Profile of a first-time commissioner: Tuning into GA from Central Nebraska

Brian and Laurie Johnson at their home in rural Nebraska

Brian Johnson never dreamed of being a commissioner to the General Assembly.

As a cradle Presbyterian, Johnson served in almost every role at his church in his small hometown of Minden, Nebraska. A few years ago he moved out into the country, tried to retire as a contractor and joined First Presbyterian Church of Hastings. With some free time in his semi-retirement, he jumped right in to volunteer service at his new church, joining the Christian education committee and doing some small projects around the church — including building a beautiful nametag holder when the church started using nametags.

Brian and Laurie Johnson at their home in rural Nebraska

In 2018, the nominating committee of his new church asked him to join the session and the congregation affirmed his call. Johnson took that call very seriously and added more committee work to his call to serve. He also started attending presbytery meetings and studying the work of the Presbyterian Church (U.S.A.). He also found time to help lead a mission trip to the Pine Ridge Reservation in South Dakota and help with flood relief efforts in Nebraska.

Brian Johnson in his home office in the farmhouse

As nominations for General Assembly commissioners were due in 2019, Johnson’s pastor asked him if he would be interested in being a commissioner. (Full disclosure, the reporter writing this article is his pastor.) Brian spent some time thinking and praying about the opportunity and eventually said, “Yes!” The Presbytery of Central Nebraska only sends one ruling elder commissioner, and he was the only person who was nominated. Once Brian was selected, he also took this call very seriously and started studying. He read through the Book of Order. As resolutions began being posted on PC-Biz, he read through each one and took notes. He also bought himself a laptop to help him prepare and for use at the assembly.

Johnson had never been to Baltimore, and it had been years since he had been back east, so he started dreaming of having his wife, Laurie, join him for the assembly and then extending their time to visit historic sites. He also read up on Baltimore and all the activities that were being planned for the assembly.

Then COVID-19 hit.

Brian Johnson in his shop

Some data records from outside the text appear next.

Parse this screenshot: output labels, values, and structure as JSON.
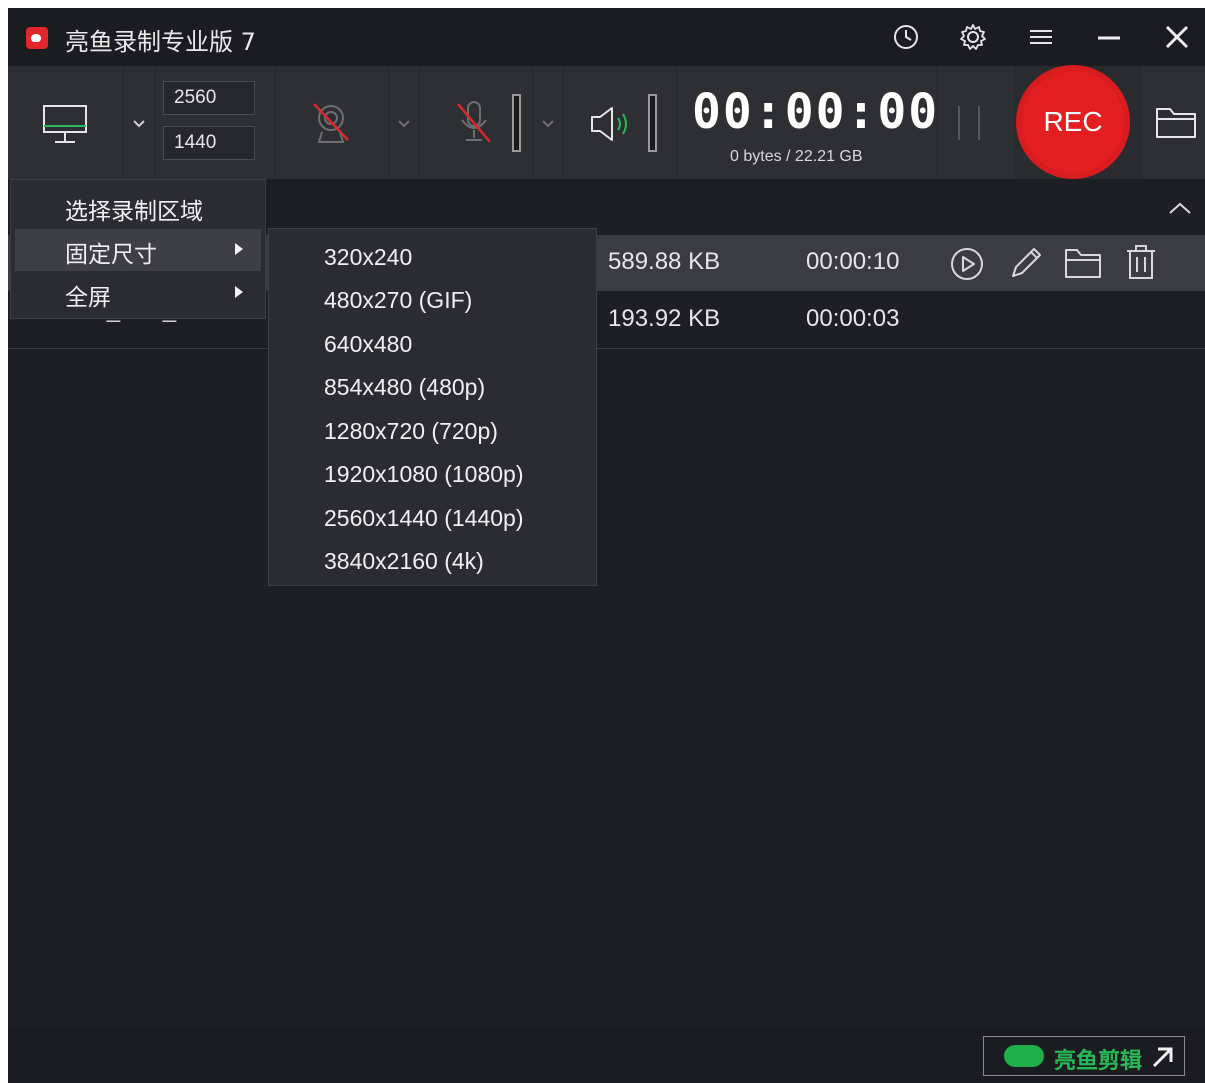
{
  "app": {
    "title": "亮鱼录制专业版 7"
  },
  "toolbar": {
    "width": "2560",
    "height": "1440",
    "timer": "00:00:00",
    "storage": "0 bytes / 22.21 GB",
    "rec_label": "REC"
  },
  "recordings": [
    {
      "name": "",
      "size": "589.88 KB",
      "duration": "00:00:10"
    },
    {
      "name": "LUXEA_Rec_2023-12",
      "size": "193.92 KB",
      "duration": "00:00:03"
    }
  ],
  "menu": {
    "items": [
      {
        "label": "选择录制区域",
        "submenu": false
      },
      {
        "label": "固定尺寸",
        "submenu": true
      },
      {
        "label": "全屏",
        "submenu": true
      }
    ]
  },
  "submenu": {
    "items": [
      "320x240",
      "480x270 (GIF)",
      "640x480",
      "854x480 (480p)",
      "1280x720 (720p)",
      "1920x1080 (1080p)",
      "2560x1440 (1440p)",
      "3840x2160 (4k)"
    ]
  },
  "footer": {
    "brand_label": "亮鱼剪辑"
  },
  "colors": {
    "accent_red": "#e41f22",
    "brand_green": "#27b857",
    "background": "#1e1f22"
  }
}
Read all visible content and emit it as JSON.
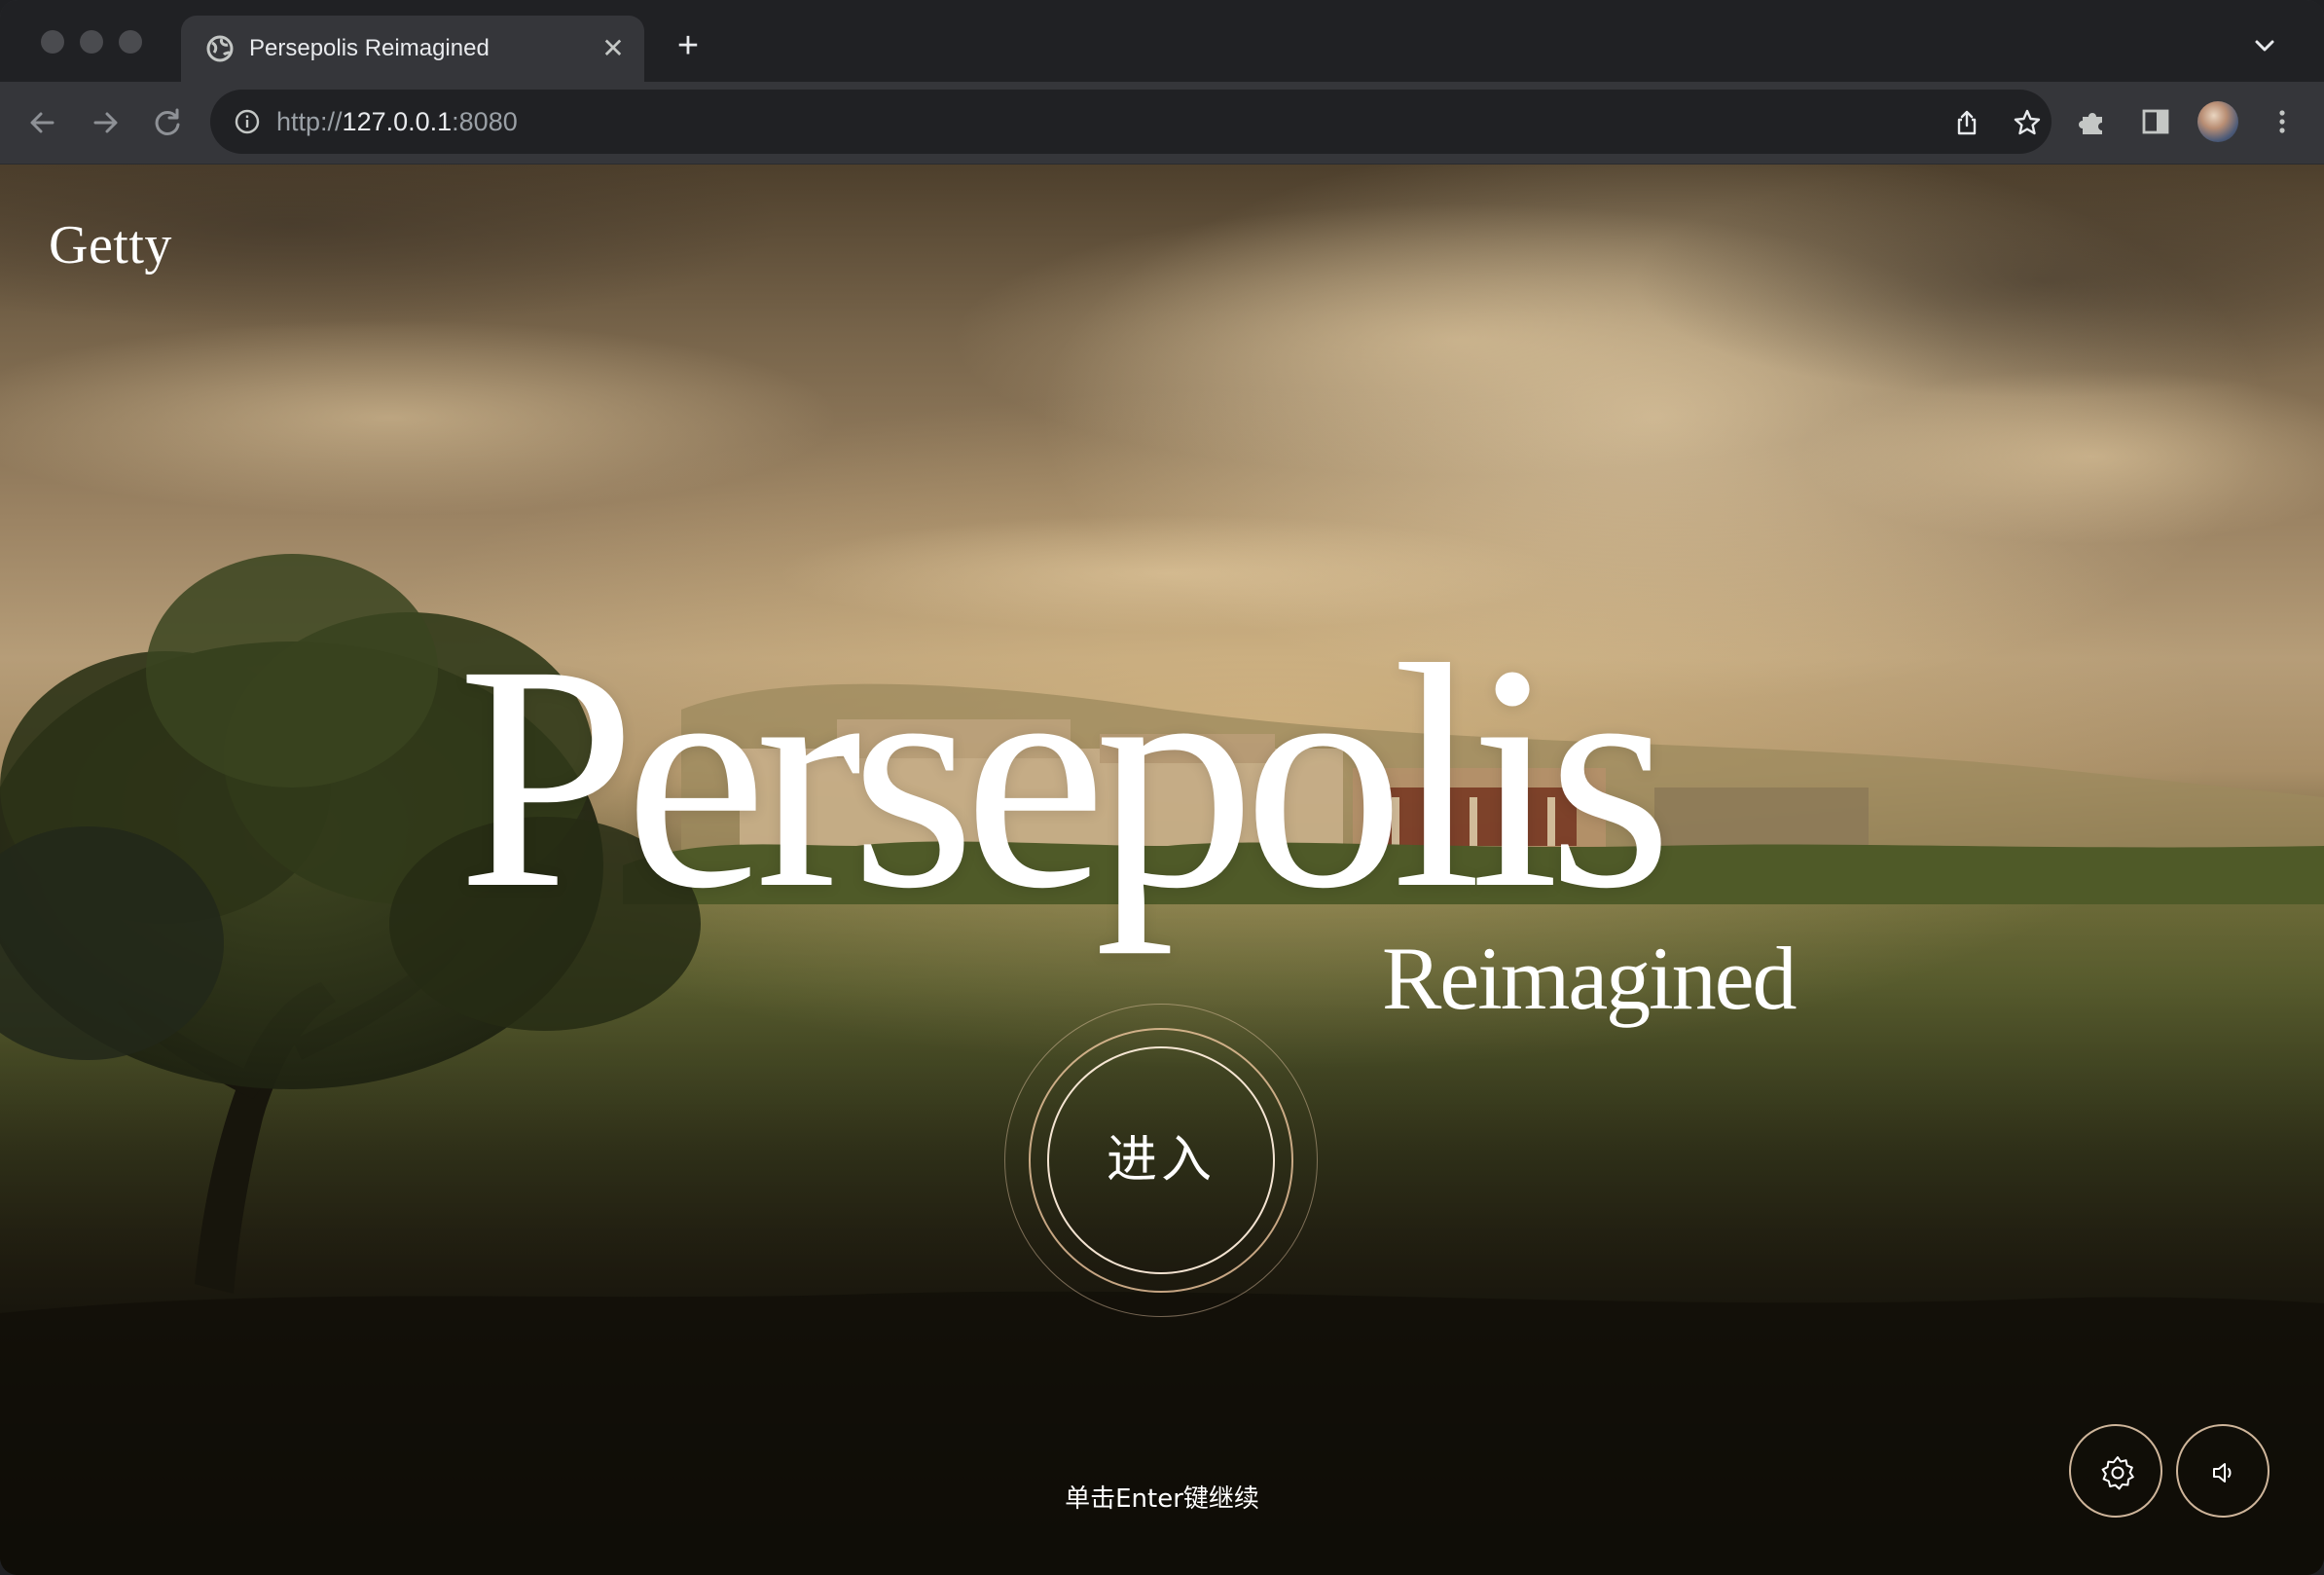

The Office of General Assembly scrambled during the month of March, trying to figure out what to do, and Johnson waited anxiously for any updates.  Once the decision was made to hold the assembly virtually, he was understandably disappointed. But he continued his diligent preparations and also started orienting himself to the technology. Fortunately his session and committee meetings, and his Bible Study were held by Zoom, so he quickly became comfortable with the platform. As the date of the assembly approached, he attended all of the orientations and further familiarized himself with both the business of the assembly and the technology necessary to make it happen.

For the opening plenary, the delegation from Central Nebraska decided to meet in the fellowship hall of First Presbyterian Church of Hastings, respecting proper social distancing. Johnson, Sharon Rees (teaching elder commissioner), Polly Deppen-Williams (executive presbyter), Keeran Woode (young adult advisory delegate), Sara Babcok (a Young Adult Volunteer serving as a help desk volunteer), Sue Medsker-Nedderman (moderator of the Presbyterian Women for the Synod of Lakes and Prairies) and Greg Allen-Pickett (pastor of FPC Hastings who also serves as a reporter for the Presbyterian Outlook) all gathered together. They shared a socially distanced meal that included crab cakes in honor of the missed trip to Baltimore.

Central Nebraska delegation at opening plenary in the fellowship hall of First Presbyterian Church of Hastings
Central Nebraska delegation eating dinner (including crab cakes) before opening plenary

Johnson reports that it was a joy to gather together and have people to interact with during the opening plenary. Watching the business of the church and the parliamentary wrangling taking place via Zoom was challenging, but Johnson kept up. Having worked on the Pine Ridge Reservation in South Dakota, he particularly appreciated the opening of the assembly that focused on Indigenous people and their stories.

For the remainder of the assembly, Johnson will participate from his home office in his farmhouse in rural Nebraska with his wife nearby and his dog Maxie at his feet. He’s anxious to learn more about the national church and to help do his part to serve and guide the future of the church as a commissioner. While he laments not being able to gather in person, he is grateful for and amazed by the technology that facilitates the business of the assembly. He is hopeful for the future of the church and feels blessed to be a part of it — even in this new way.